ASSIGNMENT ▸ Please state how many lines below include the word "Redigering"; the reply should be the number only.

┏━━

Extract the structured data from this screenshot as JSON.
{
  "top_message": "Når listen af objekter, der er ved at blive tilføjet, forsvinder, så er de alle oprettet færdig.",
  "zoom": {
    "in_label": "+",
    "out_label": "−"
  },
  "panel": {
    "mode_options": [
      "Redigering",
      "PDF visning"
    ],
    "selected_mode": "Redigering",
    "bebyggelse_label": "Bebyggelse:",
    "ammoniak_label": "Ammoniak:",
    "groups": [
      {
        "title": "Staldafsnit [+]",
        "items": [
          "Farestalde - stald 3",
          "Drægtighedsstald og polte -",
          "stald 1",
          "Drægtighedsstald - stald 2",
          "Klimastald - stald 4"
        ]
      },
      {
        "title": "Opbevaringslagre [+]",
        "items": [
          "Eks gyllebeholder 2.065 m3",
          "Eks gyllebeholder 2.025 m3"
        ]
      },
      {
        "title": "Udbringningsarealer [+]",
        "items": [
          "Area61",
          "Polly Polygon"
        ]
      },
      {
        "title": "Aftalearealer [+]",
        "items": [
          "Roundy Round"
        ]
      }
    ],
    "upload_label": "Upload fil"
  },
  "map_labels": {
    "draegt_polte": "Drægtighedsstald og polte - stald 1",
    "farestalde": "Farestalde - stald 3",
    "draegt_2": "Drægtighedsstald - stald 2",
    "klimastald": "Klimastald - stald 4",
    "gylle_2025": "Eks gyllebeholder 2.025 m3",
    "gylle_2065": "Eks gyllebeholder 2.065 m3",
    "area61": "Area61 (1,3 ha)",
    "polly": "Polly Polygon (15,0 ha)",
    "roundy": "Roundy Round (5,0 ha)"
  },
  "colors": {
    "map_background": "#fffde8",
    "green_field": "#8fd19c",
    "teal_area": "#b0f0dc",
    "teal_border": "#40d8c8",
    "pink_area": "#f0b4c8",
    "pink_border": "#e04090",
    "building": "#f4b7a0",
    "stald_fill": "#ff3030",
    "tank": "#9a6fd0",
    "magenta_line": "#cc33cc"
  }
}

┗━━

RESPONSE FOR THIS EXERCISE ▸ 2